Abstract: The mating system of Phlebiopsis gigantea (Fr.) Jülich, a common decay fungus of coniferous wood and a biological control agent used against Heterobasidion annosum (Fr.) Bref., is shown to be bipolar. Clamp connections can be found in both hetero- and homokaryotic mycelia. Homokaryotic fruiting occurs fairly frequently in pure cultures. Collections from Finland, Poland and France proved to be interfertile.
Abstract: Two new species, Inocybe mytiliodora Stangl & Vauras and Inocybe urceolicystis Stangl & Vauras, are described from Finland. Both are smooth-spored and have metuloid cystidia. I. mytiliodora is characterized by a smell reminiscent that of Mytilus, and short, broad and thin-walled hymenium cystidia. The stipe of this species is not pruinose. The best differentiating character of I. urceolicystis is found in the microscopy: the cystidia are nearly unique to the smooth-spored species in the genus in being rounded basally. That species has pruinose stipe apex and spermatic smell.
Both rare species are described and discussed, and the descriptions are completed with photographs, and habitus and microscopical drawings. Inocybe appendiculata Kühner and I. nematoloma Joss. are reported as new to Finland.
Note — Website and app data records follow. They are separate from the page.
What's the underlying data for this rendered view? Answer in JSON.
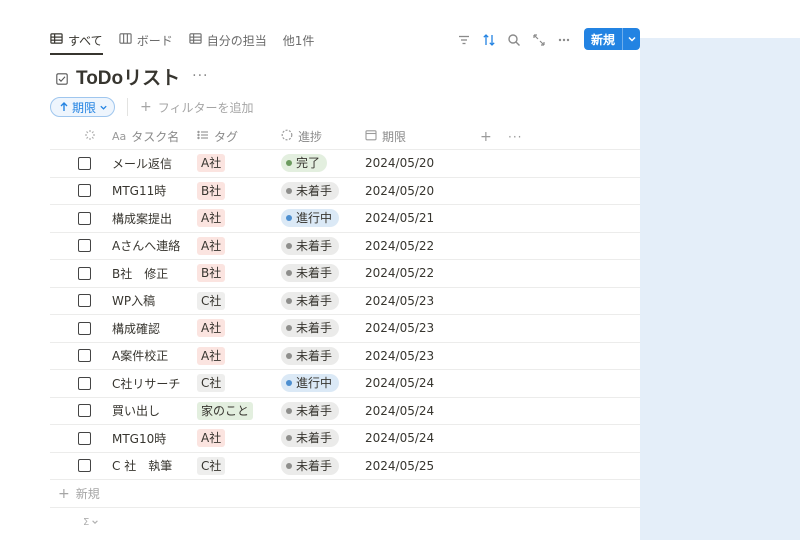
{
  "tabs": [
    {
      "label": "すべて",
      "icon": "table-icon",
      "active": true
    },
    {
      "label": "ボード",
      "icon": "board-icon",
      "active": false
    },
    {
      "label": "自分の担当",
      "icon": "table-icon",
      "active": false
    },
    {
      "label": "他1件",
      "icon": "",
      "active": false
    }
  ],
  "toolbar": {
    "icons": [
      "filter-icon",
      "sort-icon",
      "search-icon",
      "expand-icon",
      "more-icon"
    ],
    "new_label": "新規"
  },
  "page": {
    "title": "ToDoリスト",
    "title_icon": "checkbox-icon",
    "more": "···"
  },
  "filters": {
    "sort_label": "期限",
    "add_filter_label": "フィルターを追加"
  },
  "columns": [
    {
      "label": "",
      "icon": "loading-icon"
    },
    {
      "label": "タスク名",
      "icon": "text-icon",
      "prefix": "Aa"
    },
    {
      "label": "タグ",
      "icon": "list-icon"
    },
    {
      "label": "進捗",
      "icon": "status-icon"
    },
    {
      "label": "期限",
      "icon": "calendar-icon"
    }
  ],
  "header_actions": {
    "add": "+",
    "more": "···"
  },
  "colors": {
    "tag_A": "#fbe4e0",
    "tag_B": "#fbe4e0",
    "tag_C": "#eeeeed",
    "tag_home": "#e3efdf",
    "status_done_bg": "#e3efdf",
    "status_done_dot": "#6c9b5f",
    "status_todo_bg": "#ebebea",
    "status_todo_dot": "#8e8e8c",
    "status_doing_bg": "#dbe9f6",
    "status_doing_dot": "#4d8fd0",
    "accent": "#2383e2"
  },
  "rows": [
    {
      "task": "メール返信",
      "tag": "A社",
      "tag_color": "tag_A",
      "status": "完了",
      "status_kind": "done",
      "date": "2024/05/20"
    },
    {
      "task": "MTG11時",
      "tag": "B社",
      "tag_color": "tag_B",
      "status": "未着手",
      "status_kind": "todo",
      "date": "2024/05/20"
    },
    {
      "task": "構成案提出",
      "tag": "A社",
      "tag_color": "tag_A",
      "status": "進行中",
      "status_kind": "doing",
      "date": "2024/05/21"
    },
    {
      "task": "Aさんへ連絡",
      "tag": "A社",
      "tag_color": "tag_A",
      "status": "未着手",
      "status_kind": "todo",
      "date": "2024/05/22"
    },
    {
      "task": "B社　修正",
      "tag": "B社",
      "tag_color": "tag_B",
      "status": "未着手",
      "status_kind": "todo",
      "date": "2024/05/22"
    },
    {
      "task": "WP入稿",
      "tag": "C社",
      "tag_color": "tag_C",
      "status": "未着手",
      "status_kind": "todo",
      "date": "2024/05/23"
    },
    {
      "task": "構成確認",
      "tag": "A社",
      "tag_color": "tag_A",
      "status": "未着手",
      "status_kind": "todo",
      "date": "2024/05/23"
    },
    {
      "task": "A案件校正",
      "tag": "A社",
      "tag_color": "tag_A",
      "status": "未着手",
      "status_kind": "todo",
      "date": "2024/05/23"
    },
    {
      "task": "C社リサーチ",
      "tag": "C社",
      "tag_color": "tag_C",
      "status": "進行中",
      "status_kind": "doing",
      "date": "2024/05/24"
    },
    {
      "task": "買い出し",
      "tag": "家のこと",
      "tag_color": "tag_home",
      "status": "未着手",
      "status_kind": "todo",
      "date": "2024/05/24"
    },
    {
      "task": "MTG10時",
      "tag": "A社",
      "tag_color": "tag_A",
      "status": "未着手",
      "status_kind": "todo",
      "date": "2024/05/24"
    },
    {
      "task": "C 社　執筆",
      "tag": "C社",
      "tag_color": "tag_C",
      "status": "未着手",
      "status_kind": "todo",
      "date": "2024/05/25"
    }
  ],
  "footer": {
    "new_label": "新規",
    "sum_label": "Σ"
  }
}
Abstract: Five rare species of glassy-haired Hyaloscyphaceae are treated and illustrated, three of them from their type specimens. Unguiculella xylemicola Bøhler is shown to be a synonym of Hyalopeziza pani (Vel.) L. Holm & K. Holm and this species is transferred to the genus Urceolella Boud. on the basis of the chemical characters of the hairs. The type of Urceolella curvipila (Karst.) Raschle is shown to have multiseptate hairs. This feature is coupled with KOH-instability of the solidifying substance. A parallel case is seen in the type of U. appressipila Graddon and it is suggested that hair septation should be accepted in Urceolella. A recent collection of Unguicularia raripila Höhnel, which was formerly known only from the type collection, is treated and a new combination is proposed, Hyalopeziza raripila (Höhnel) Huhtinen, n. comb. The material studied offers further proof that solid vs. luminal hairs is not a valid generic character in the glassy-haired Hyaloscyphaceae.
Abstract: In early summer 1983 Myxomycetes and bark of trees for later culture in moist chambers were collected in West Turkey. Altogether 21 species of Myxomycetes were found. The following 12 species are new to Turkey: Arcyria denudata (L.) Wettst., A. versicolor Phill., Ceratiomyxa fruticulosa (Miill.) Macbr., Collaria ruhens (A. Lister) Nann. -Brem., Echinostelium elachiston Alexop., Hemitrichia clavata (Pers.) Rost., Lamproderma arcyrioides (Sommerf.) Rost., Physarum cinereum (Batsch) Pers., Stemonitopsis typhino (Wiggers) Nann.-Brem., Trichia alpina (R. E. Fries) Meylan, T. decipiens (Pers.) Macbr., T. favoginea (Batsch) Pers.